II. Students will know, use and understand the following in the PRODUCTION OF ART: A variety of digital software, techniques and processes. Expressive qualities of art (elements and principles) to construct meaning. Sketching, brainstorming, revision, and journaling as steps in the creative process. The importance of collaboration in the creation of art. Tools and techniques used in sculpture, specifically subtractive techniques such as carving. Tools and techniques in jewelry including, piercing, sawing, riveting and soldering of metal. Students will concentrate on high craftsmanship in all projects
III. Students will know use and understand the following in ART HISTORY APPRECIATION, AESTHETICS AND CRITICISM: The four-step criticism model in written and oral form Appropriate class critique behaviors Different functions of 3D design from various periods and cultures Use the Internet, books, articles to appropriately research art periods, artists, techniques, cultures, styles, and perspectives Qualities of craftsmanship and aesthetic concepts

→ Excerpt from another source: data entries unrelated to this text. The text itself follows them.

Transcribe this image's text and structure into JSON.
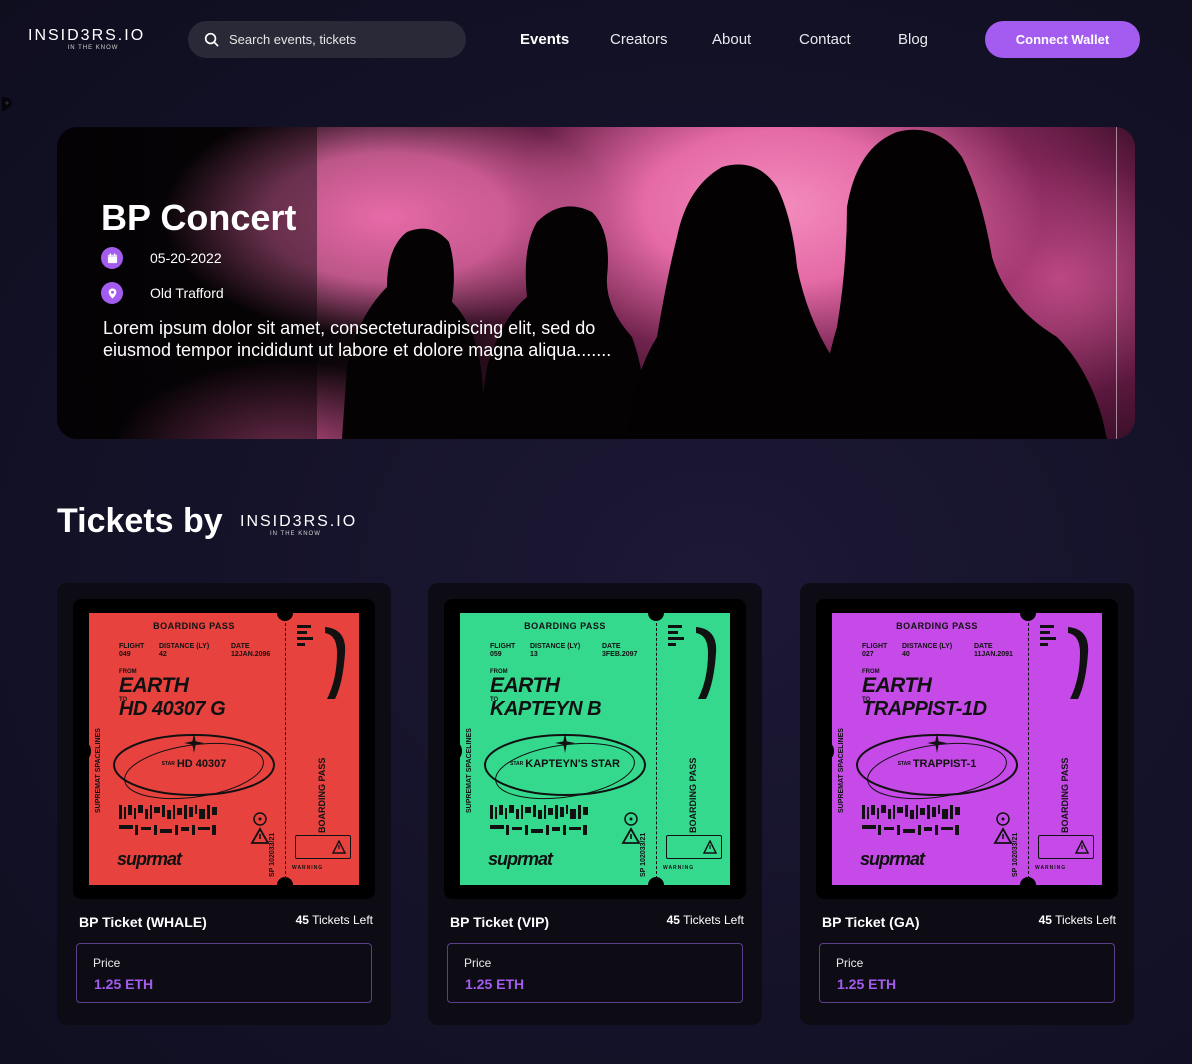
{
  "brand": {
    "name": "INSID3RS.IO",
    "tagline": "IN THE KNOW"
  },
  "search": {
    "placeholder": "Search events, tickets"
  },
  "nav": {
    "links": [
      {
        "label": "Events",
        "active": true
      },
      {
        "label": "Creators",
        "active": false
      },
      {
        "label": "About",
        "active": false
      },
      {
        "label": "Contact",
        "active": false
      },
      {
        "label": "Blog",
        "active": false
      }
    ],
    "connect_label": "Connect Wallet"
  },
  "hero": {
    "title": "BP Concert",
    "date": "05-20-2022",
    "venue": "Old Trafford",
    "description": "Lorem ipsum dolor sit amet, consecteturadipiscing elit, sed do eiusmod tempor incididunt ut labore et dolore magna aliqua.......",
    "date_icon": "calendar-icon",
    "venue_icon": "location-pin-icon"
  },
  "tickets_section": {
    "title": "Tickets by"
  },
  "tickets": [
    {
      "name": "BP Ticket (WHALE)",
      "left_count": "45",
      "left_label": "Tickets Left",
      "price_label": "Price",
      "price": "1.25 ETH",
      "color": "#e8423f",
      "pass": {
        "boarding": "BOARDING PASS",
        "flight_l": "FLIGHT",
        "flight": "049",
        "distance_l": "DISTANCE (LY)",
        "distance": "42",
        "date_l": "DATE",
        "date": "12JAN.2096",
        "from_l": "FROM",
        "from": "EARTH",
        "to_l": "TO",
        "to": "HD 40307 G",
        "star_l": "STAR",
        "star": "HD 40307",
        "line": "SUPREMAT SPACELINES",
        "sp": "SP 102033/21",
        "brand": "suprmat",
        "warning": "WARNING"
      }
    },
    {
      "name": "BP Ticket (VIP)",
      "left_count": "45",
      "left_label": "Tickets Left",
      "price_label": "Price",
      "price": "1.25 ETH",
      "color": "#34d98e",
      "pass": {
        "boarding": "BOARDING PASS",
        "flight_l": "FLIGHT",
        "flight": "059",
        "distance_l": "DISTANCE (LY)",
        "distance": "13",
        "date_l": "DATE",
        "date": "3FEB.2097",
        "from_l": "FROM",
        "from": "EARTH",
        "to_l": "TO",
        "to": "KAPTEYN B",
        "star_l": "STAR",
        "star": "KAPTEYN'S STAR",
        "line": "SUPREMAT SPACELINES",
        "sp": "SP 102033/21",
        "brand": "suprmat",
        "warning": "WARNING"
      }
    },
    {
      "name": "BP Ticket (GA)",
      "left_count": "45",
      "left_label": "Tickets Left",
      "price_label": "Price",
      "price": "1.25 ETH",
      "color": "#c54ae8",
      "pass": {
        "boarding": "BOARDING PASS",
        "flight_l": "FLIGHT",
        "flight": "027",
        "distance_l": "DISTANCE (LY)",
        "distance": "40",
        "date_l": "DATE",
        "date": "11JAN.2091",
        "from_l": "FROM",
        "from": "EARTH",
        "to_l": "TO",
        "to": "TRAPPIST-1D",
        "star_l": "STAR",
        "star": "TRAPPIST-1",
        "line": "SUPREMAT SPACELINES",
        "sp": "SP 102033/21",
        "brand": "suprmat",
        "warning": "WARNING"
      }
    }
  ],
  "colors": {
    "accent": "#a45cf0",
    "card_bg": "#0d0c14",
    "search_bg": "#2a2938"
  }
}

IV. Students will know, use and understand the following aspects of ART AS PROFESSION Professional exhibition techniques for the display of 3 dimensional work and new media works. Understand how art skills transfer to and intersect with other disciplines and areas of life including business skills. Collaborate with others in the generation of ideas, production and analysis of art.
Colorado Academic Standards for Visual Art 1.Observe and Learn to Comprehend: The visual arts are a means for expression, communication and meaning making.
2.Envision and Critique to Reflect: Visual arts recognize, articulate, and implement critical thinking through the synthesis, evaluation and analysis of visual information.
3.Invent and Discover to Create: Generate works of art that employ unique ideas, feelings, and values using different media, technologies.
4.Relate and Connect to Transfer: Recognize, articulate, and validate the value of the visual arts to lifelong learning and the human experience.